Why Colorado's Health Department Recommended a Ban on Marijuana Edibles, Then Immediately Abandoned the Idea


Jacob Sullum

Yesterday, after news outlets reported that the Colorado Department of Public Health and Environment (CDPHE) had recommended a ban on all but a few forms of marijuana edibles, CDPHE officials quickly retreated from the idea. "If the horse wasn't already out of the barn," said the department's deputy executive director, "I think that would be a nice proposal for us to put on the table." But why exactly was the horse out of the barn?

As you might expect, the recommendation drew strong objections from Colorado's marijuana industry. But it also was criticized by Gov. John Hickenlooper, no fan of legalization, whose marijuana policy coordinator, Andrew Freedman, made a couple of cogent points in a written statement:

Other experts will no doubt argue that restricting edibles betrays the will of the people in passing Amendment 64. Still others will argue that restrictions have the potential to create a dangerous and unregulated black market for edibles.

Amendment 64, the 2012 initiative that legalized marijuana for recreational use in Colorado, is now part of the state constitution, and it clearly envisions a market in which various marijuana-infused foods and beverages are available to adult consumers. It allows state-licensed businesses to make and sell "marijuana products," defined as concentrates and "products that are comprised of marijuana and other ingredients and are intended for use or consumption, such as, but not limited to, edible products, ointments, and tinctures." The amendment also refers to "food" and "drink" that contain marijuana. Furthermore, voters' intent should be understood in the context of Colorado's experience with medical marijuana, which for years had included a wide variety of edibles sold to patients by state-legal dispensaries. "When Amendment 64 came up," notes state Rep. Jonathan Singer (D-Longmont), "we talked about legalizing marijuana, including edibles."

The CDPHE, by contrast, had recommended allowing only tinctures and hard candies or lozenges. "To allow the production of retail marijuana edibles that are naturally attractive to children is counter to the Amendment 64 requirement to prevent the marketing of marijuana products to children," it argued. "The intent of the Amendment and subsequent laws and rules was to decriminalize the use of retail marijuana, not to encourage market expansion within the marijuana edibles industry that subsequently create potential consumer confusion or mixed messages to children….By limiting the scope of allowable retail marijuana edibles to products that are not easily confused with ubiquitous food products, this recommendation creates a more defensible and transparent regulatory framework."

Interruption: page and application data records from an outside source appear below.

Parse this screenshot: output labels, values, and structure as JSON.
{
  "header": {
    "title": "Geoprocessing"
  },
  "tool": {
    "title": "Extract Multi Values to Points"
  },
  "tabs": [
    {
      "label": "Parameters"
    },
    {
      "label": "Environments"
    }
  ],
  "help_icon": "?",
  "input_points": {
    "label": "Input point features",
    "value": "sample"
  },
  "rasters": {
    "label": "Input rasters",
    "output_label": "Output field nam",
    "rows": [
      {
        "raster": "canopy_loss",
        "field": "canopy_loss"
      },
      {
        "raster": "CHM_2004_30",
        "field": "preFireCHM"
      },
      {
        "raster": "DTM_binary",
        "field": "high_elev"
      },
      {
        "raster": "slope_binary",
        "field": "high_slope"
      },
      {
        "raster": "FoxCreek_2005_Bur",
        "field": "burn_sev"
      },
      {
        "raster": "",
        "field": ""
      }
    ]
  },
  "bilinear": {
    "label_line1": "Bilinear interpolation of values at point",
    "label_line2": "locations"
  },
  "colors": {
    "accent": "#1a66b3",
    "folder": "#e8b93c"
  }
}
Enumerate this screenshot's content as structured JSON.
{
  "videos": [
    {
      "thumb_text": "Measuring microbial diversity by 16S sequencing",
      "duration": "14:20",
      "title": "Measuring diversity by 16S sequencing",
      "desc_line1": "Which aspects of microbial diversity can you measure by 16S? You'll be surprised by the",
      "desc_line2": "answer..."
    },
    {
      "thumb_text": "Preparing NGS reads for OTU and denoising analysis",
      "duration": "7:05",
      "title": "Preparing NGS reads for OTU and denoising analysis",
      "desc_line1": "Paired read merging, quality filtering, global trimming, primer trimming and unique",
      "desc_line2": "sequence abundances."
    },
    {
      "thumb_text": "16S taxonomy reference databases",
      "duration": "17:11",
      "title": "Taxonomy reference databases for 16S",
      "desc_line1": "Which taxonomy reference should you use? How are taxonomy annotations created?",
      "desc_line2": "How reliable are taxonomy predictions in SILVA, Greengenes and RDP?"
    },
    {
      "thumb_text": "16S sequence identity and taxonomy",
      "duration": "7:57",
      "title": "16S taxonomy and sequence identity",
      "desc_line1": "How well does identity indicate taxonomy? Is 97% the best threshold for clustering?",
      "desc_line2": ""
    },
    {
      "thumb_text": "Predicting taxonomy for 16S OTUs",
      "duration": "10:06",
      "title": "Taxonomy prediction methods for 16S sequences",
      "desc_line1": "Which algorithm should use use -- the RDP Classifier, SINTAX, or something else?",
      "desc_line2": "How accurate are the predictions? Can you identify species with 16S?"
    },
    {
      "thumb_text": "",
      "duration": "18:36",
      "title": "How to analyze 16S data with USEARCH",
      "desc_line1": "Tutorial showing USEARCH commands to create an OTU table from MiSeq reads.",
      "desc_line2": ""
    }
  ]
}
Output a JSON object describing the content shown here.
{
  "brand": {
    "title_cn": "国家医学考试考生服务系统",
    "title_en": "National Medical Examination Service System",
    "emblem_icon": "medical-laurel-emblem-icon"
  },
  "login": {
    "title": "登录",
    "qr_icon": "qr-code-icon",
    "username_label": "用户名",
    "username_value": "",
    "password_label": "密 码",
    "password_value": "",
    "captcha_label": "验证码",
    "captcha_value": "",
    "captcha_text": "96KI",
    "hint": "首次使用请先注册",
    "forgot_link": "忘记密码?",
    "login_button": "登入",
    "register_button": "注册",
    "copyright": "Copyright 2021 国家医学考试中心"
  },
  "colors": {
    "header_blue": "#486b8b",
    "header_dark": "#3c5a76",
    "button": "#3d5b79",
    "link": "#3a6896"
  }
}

The CDPHE's suggestions are part of the consultation process in which the Colorado Department of Revenue's Marijuana Enforcement Division (MED) is engaging prior to issuing new edible regulations next year. State legislators have charged the MED with writing "rules requiring that edible retail marijuana products be clearly identifiable, when practicable, with a standard symbol indicating that [the product] contains marijuana and is not for consumption by children." Hence the CDPHE's preference for hard candies and lozenges, which could be stamped in a way that would make them look different from unspiked versions of the same products even when they are removed from their original packaging.

Other ideas that have been floated include dyeing marijuana products a distinctive color and imprinting a symbol on the icing of baked goods. But the legislative mandate does not specifically require that the products themselves be marked (although an earlier version of the bill imagined recommendations for how "edible retail marijuana products can be shaped, stamped, colored or otherwise marked to indicate that [they contain] marijuana"). Furthermore, the new regulations are contingent on what is "practicable," and the requirements that legislators or regulators can impose on marijuana products are in any case limited by Amendment 64. Rep. Singer, co-author of the law under which the MED is developing its regulations, today told The Huffington Post that the CDPHE "took it one step too far."

The governor's other point is also worth highlighting: Despite their drawbacks, edibles have proven very popular in Colorado. If the state decided to ban almost all of them, the black market surely would step in to meet the demand, meaning that no regulations at all would apply.

KUSA, the NBC station in Denver, noted that the ban proposal "comes just days after Denver Police warned parents that trick-or-treaters should be careful about their children eating pot candy given out by strangers." More on that trumped-up threat here.